Surprise Tariff Threats On Mexico: Another surprise out of left field as Trump targeted Mexico with 5%, rising to 25% in the next few months if Mexico does not stem the flow of illegal immigrants into the U.S. Such a move would erase the “North American Trade Deal” set to be finalized this month if the situation is not resolved. While Trump has announced that a deal has been finalized, I remain highly skeptical. As we witnessed with the China trade talks, any discussion of a “deal” being made should be taken with a grain of salt, and I predict tensions with Mexico will return in a matter of a few months.
Mexico is the largest U.S. trading partner under China and Canada, and the third biggest buyer of U.S. goods. A trade war with Mexico should be taken as seriously as the trade war with China.
Tariffs Against India: The U.S. is ending preferential trade status with India as part of the tariff salvo, which effectively places tariffs on over 3,000 different export items once considered duty free. India is now considering possible retaliatory measures, and has been edging towards closer economic ties with China for a few years. This move may push them all the way into China’s camp. As a side note, India and China together make up around one third of the world population.
Tariffs Against Australia: A key ally in the Pacific region, Australia was given exemption from tariffs on steel and aluminum exports to the US. However, the Trump Administration is considering removing that exemption which would mean 10% tariffs on Australia’s aluminum and 25% tariffs on its steel.
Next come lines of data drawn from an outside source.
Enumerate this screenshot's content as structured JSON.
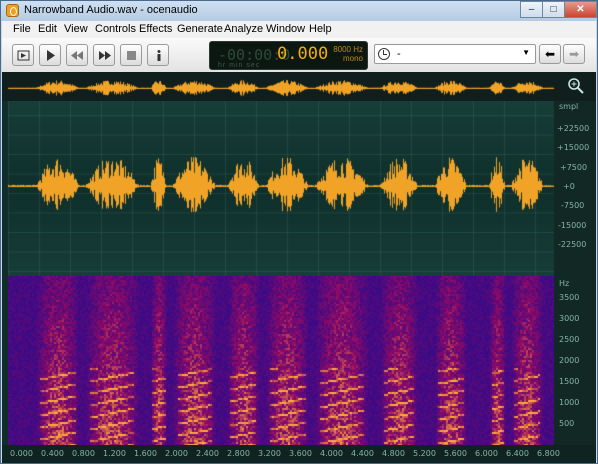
{
  "window": {
    "title": "Narrowband Audio.wav - ocenaudio",
    "min_label": "–",
    "max_label": "□",
    "close_label": "✕"
  },
  "menu": [
    "File",
    "Edit",
    "View",
    "Controls",
    "Effects",
    "Generate",
    "Analyze",
    "Window",
    "Help"
  ],
  "toolbar": {
    "buttons": [
      "selection-tool",
      "play",
      "rewind",
      "fast-forward",
      "stop",
      "info"
    ],
    "time_dim": "-00:00:0",
    "time_value": "0.000",
    "time_units": "hr   min  sec",
    "sample_rate": "8000 Hz",
    "channels": "mono",
    "history_value": "-"
  },
  "waveform": {
    "unit": "smpl",
    "ticks": [
      "+22500",
      "+15000",
      "+7500",
      "+0",
      "-7500",
      "-15000",
      "-22500"
    ],
    "colors": {
      "wave": "#f0a326",
      "background": "#123530"
    }
  },
  "spectrogram": {
    "unit": "Hz",
    "ticks": [
      "3500",
      "3000",
      "2500",
      "2000",
      "1500",
      "1000",
      "500"
    ]
  },
  "timeline": {
    "ticks": [
      "0.000",
      "0.400",
      "0.800",
      "1.200",
      "1.600",
      "2.000",
      "2.400",
      "2.800",
      "3.200",
      "3.600",
      "4.000",
      "4.400",
      "4.800",
      "5.200",
      "5.600",
      "6.000",
      "6.400",
      "6.800"
    ]
  }
}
Australia only makes up around 6% of the U.S. aluminum market, but the tariffs could be treated as an attack against a long time partner and opposed as a matter of principle.
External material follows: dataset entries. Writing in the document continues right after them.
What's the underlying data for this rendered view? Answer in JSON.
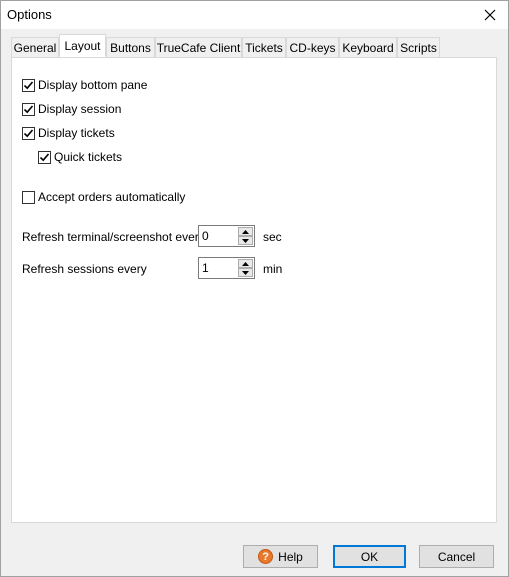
{
  "window": {
    "title": "Options",
    "close_glyph": "×"
  },
  "tabs": [
    {
      "label": "General",
      "active": false
    },
    {
      "label": "Layout",
      "active": true
    },
    {
      "label": "Buttons",
      "active": false
    },
    {
      "label": "TrueCafe Client",
      "active": false
    },
    {
      "label": "Tickets",
      "active": false
    },
    {
      "label": "CD-keys",
      "active": false
    },
    {
      "label": "Keyboard",
      "active": false
    },
    {
      "label": "Scripts",
      "active": false
    }
  ],
  "layout": {
    "checkboxes": [
      {
        "label": "Display bottom pane",
        "checked": true
      },
      {
        "label": "Display session",
        "checked": true
      },
      {
        "label": "Display tickets",
        "checked": true
      },
      {
        "label": "Quick tickets",
        "checked": true
      },
      {
        "label": "Accept orders automatically",
        "checked": false
      }
    ],
    "refresh_terminal": {
      "label": "Refresh terminal/screenshot every",
      "value": "0",
      "unit": "sec"
    },
    "refresh_sessions": {
      "label": "Refresh sessions every",
      "value": "1",
      "unit": "min"
    }
  },
  "buttons": {
    "help": "Help",
    "ok": "OK",
    "cancel": "Cancel",
    "help_icon_glyph": "?"
  }
}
Trump Offers UK A Deal If They Brexit: I predicted the outcome of the Brexit vote back in 2016based on a theory – that those who desired globalization were pulling back on real interference (as opposed to theatrical interference) and were allowing “populist movements” to gain an apparent foothold in the political arena. Why? So that they could then collapse the “Everything Bubble” the central banks had created on the heads of those same movements and blame them for the disaster.
I also predicted based on the same theory that the Brexit would eventually result in a “no deal” scenario, otherwise known as a hard Brexit, in which the UK would leave the EU without a finalized agreement on future trade. So far the theory is holding strong, with Trump in the UK recently seeking a U.S./UK trade deal if the UK walks away from the EU. This places the two biggest “populist” movements in the world in direct alliance, and should they both fall together economically, the history books will surely blame their trade protectionism and “overt” nationalism rather than the central banks that caused the financial instability in the first place.